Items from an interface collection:

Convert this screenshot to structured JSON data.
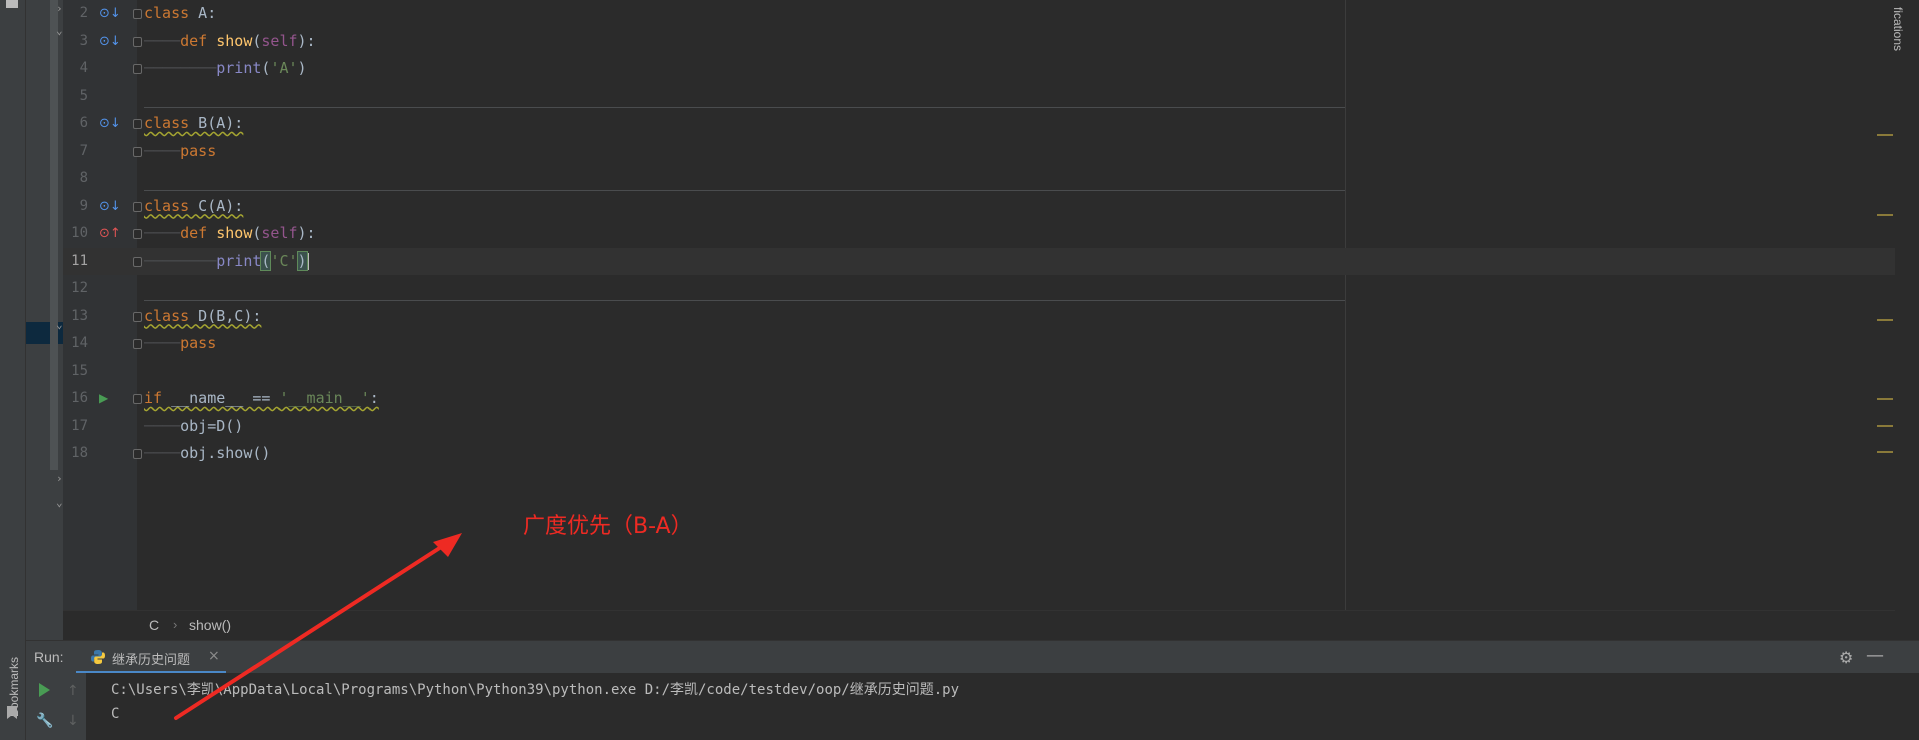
{
  "editor": {
    "lines": [
      {
        "n": "2",
        "tokens": [
          [
            "k",
            "class"
          ],
          [
            "",
            "  A:"
          ]
        ]
      },
      {
        "n": "3"
      },
      {
        "n": "4"
      },
      {
        "n": "5"
      },
      {
        "n": "6"
      },
      {
        "n": "7"
      },
      {
        "n": "8"
      },
      {
        "n": "9"
      },
      {
        "n": "10"
      },
      {
        "n": "11"
      },
      {
        "n": "12"
      },
      {
        "n": "13"
      },
      {
        "n": "14"
      },
      {
        "n": "15"
      },
      {
        "n": "16"
      },
      {
        "n": "17"
      },
      {
        "n": "18"
      }
    ],
    "code": {
      "l2_kw": "class",
      "l2_rest": " A:",
      "l3_def": "def",
      "l3_fn": "show",
      "l3_open": "(",
      "l3_self": "self",
      "l3_close": "):",
      "l4_print": "print",
      "l4_open": "(",
      "l4_str": "'A'",
      "l4_close": ")",
      "l6_kw": "class",
      "l6_rest": " B(A):",
      "l7_pass": "pass",
      "l9_kw": "class",
      "l9_rest": " C(A):",
      "l10_def": "def",
      "l10_fn": "show",
      "l10_open": "(",
      "l10_self": "self",
      "l10_close": "):",
      "l11_print": "print",
      "l11_open": "(",
      "l11_str": "'C'",
      "l11_close": ")",
      "l13_kw": "class",
      "l13_rest": " D(B,C):",
      "l14_pass": "pass",
      "l16_if": "if",
      "l16_name": " __name__ == ",
      "l16_str": "'__main__'",
      "l16_colon": ":",
      "l17_code": "obj=D()",
      "l18_code": "obj.show()"
    },
    "active_line": "11"
  },
  "breadcrumb": {
    "class": "C",
    "method": "show()"
  },
  "right_panel": {
    "notifications_label": "fications"
  },
  "left_panel": {
    "bookmarks_label": "Bookmarks"
  },
  "run": {
    "label": "Run:",
    "tab_name": "继承历史问题",
    "command": "C:\\Users\\李凯\\AppData\\Local\\Programs\\Python\\Python39\\python.exe D:/李凯/code/testdev/oop/继承历史问题.py",
    "output": "C"
  },
  "annotation": {
    "text": "广度优先（B-A）",
    "color": "#ee2a23"
  },
  "colors": {
    "keyword": "#cc7832",
    "function": "#ffc66d",
    "string": "#6a8759",
    "self": "#94558d",
    "builtin": "#8888c6",
    "background": "#2b2b2b"
  }
}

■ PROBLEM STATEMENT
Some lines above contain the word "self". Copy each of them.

■ ANSWER BELOW
      "l3_self": "self",
      "l10_self": "self",
    "self": "#94558d",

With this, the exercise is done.